Please Mr. Kachlon…For the sake of the future of Israel’s economy, don’t chase away the overseas investors.
Like the majority of small countries, the economy of Israel is heavily reliant on foreign investments. Even before the State was officially declared, overseas investors and philanthropists financially supported the country. Since 2008 overseas investments have risen by more than 300% as investors see Israel as a young, vibrant, stable yet growing economy.
In his desperation to show that he is actively trying to reduce housing prices, Israel’s Finance Minister Mr Kachlon has openly stated that he no longer wants active foreign buyers in Israel’s property market and has taken steps to achieve this. This is a mistake that Israel will live to regret.
Out of the 105,000 properties purchased a year, less that 3% are by foreign buyers. They usually purchase in specific towns and neighborhoods. These 3% cannot affect the prices of 97% and the price of an apartment in Jerusalem’s neighborhood of Talbieh has no influence on the prices in Shikun Gimmel in Beer Sheva. The mere claim is ridiculous. They do, however provide a fitting scapegoat for politicians who are failing at the jobs.
The negative ripple effect is, however, huge. These overseas buyers not only visit Israel regularly by virtue of owning property, they spend sizable funds which infiltrate the heart of the local and national economy and become active in businesses and philanthropy.
However, this is only a small portion of the damage. Of the 30,000 new units built in Israel per year, over 10,000 are built using the initial equity of foreign investors. These are people who bought their first apartment 15 years ago, realized that Israel is not a complex place to invest in, and slowly built up small property portfolios. Eventually they moved up to small building projects and ultimately progressed to building high-risers and office blocks. They are now invested not only in notorious “ghost” neighborhoods, but are active investors in every angle of the property market.
So when we chase away the foreign investors, we might save 1,000 apartments today for the possible gain of the local buyer. At the same time, we lose tens of thousands of units for the next generation.
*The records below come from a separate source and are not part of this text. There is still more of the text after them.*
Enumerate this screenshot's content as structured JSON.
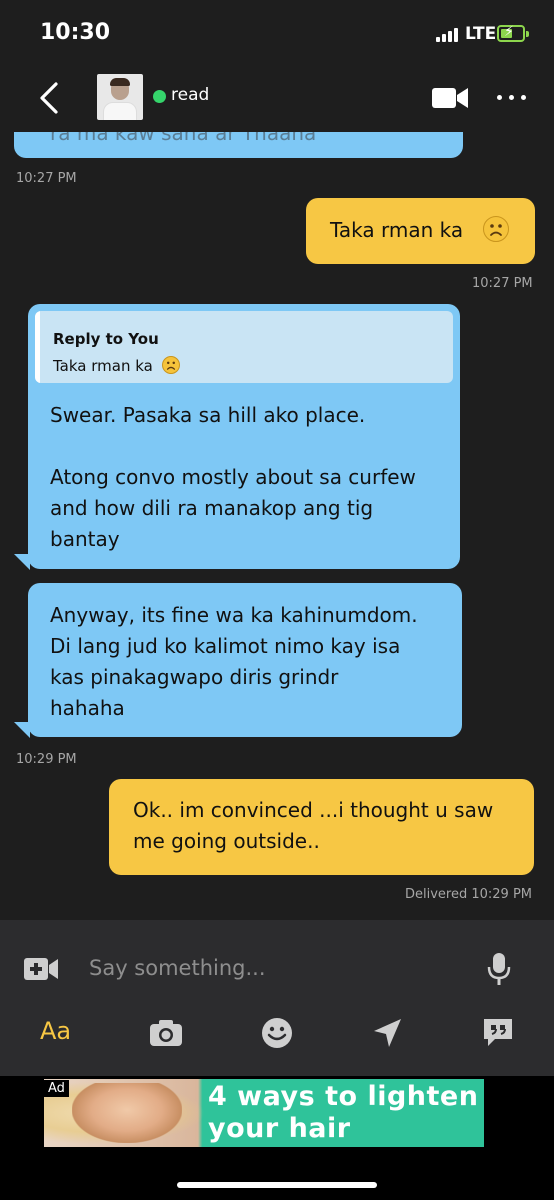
{
  "status_bar": {
    "time": "10:30",
    "network": "LTE",
    "battery_level": 0.55,
    "accent_color": "#8dd64d"
  },
  "header": {
    "status": "read",
    "status_color": "#35d46b",
    "icons": [
      "back-arrow",
      "video-camera",
      "more-dots"
    ]
  },
  "messages": [
    {
      "type": "incoming-partial",
      "text": "ra ma kaw sana ar Thaana"
    },
    {
      "type": "timestamp",
      "text": "10:27 PM"
    },
    {
      "type": "outgoing",
      "text": "Taka rman ka",
      "emoji": "sad-face"
    },
    {
      "type": "timestamp",
      "text": "10:27 PM"
    },
    {
      "type": "incoming",
      "reply_title": "Reply to You",
      "reply_text": "Taka rman ka",
      "text": "Swear. Pasaka sa hill ako place.\n\nAtong convo mostly about sa curfew\nand how dili ra manakop ang tig\nbantay"
    },
    {
      "type": "incoming",
      "text": "Anyway, its fine wa ka kahinumdom.\nDi lang jud ko kalimot nimo kay isa\nkas pinakagwapo diris grindr\nhahaha"
    },
    {
      "type": "timestamp",
      "text": "10:29 PM"
    },
    {
      "type": "outgoing",
      "text": "Ok.. im convinced ...i thought u saw\nme going outside.."
    },
    {
      "type": "timestamp",
      "text": "Delivered 10:29 PM"
    }
  ],
  "colors": {
    "incoming_bubble": "#7ec8f5",
    "outgoing_bubble": "#f7c744",
    "background": "#1e1e1e"
  },
  "input": {
    "placeholder": "Say something..."
  },
  "toolbar": {
    "text_label": "Aa",
    "icons": [
      "camera-icon",
      "smiley-icon",
      "location-arrow-icon",
      "quote-bubble-icon"
    ]
  },
  "ad": {
    "badge": "Ad",
    "line1": "4 ways to lighten",
    "line2": "your hair naturall"
  }
}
Mr Kachlon, please view the long term picture and the good of the present and future economy.
In my next post I will present a simple practical solution which can work for both the government and the investor. Watch this space…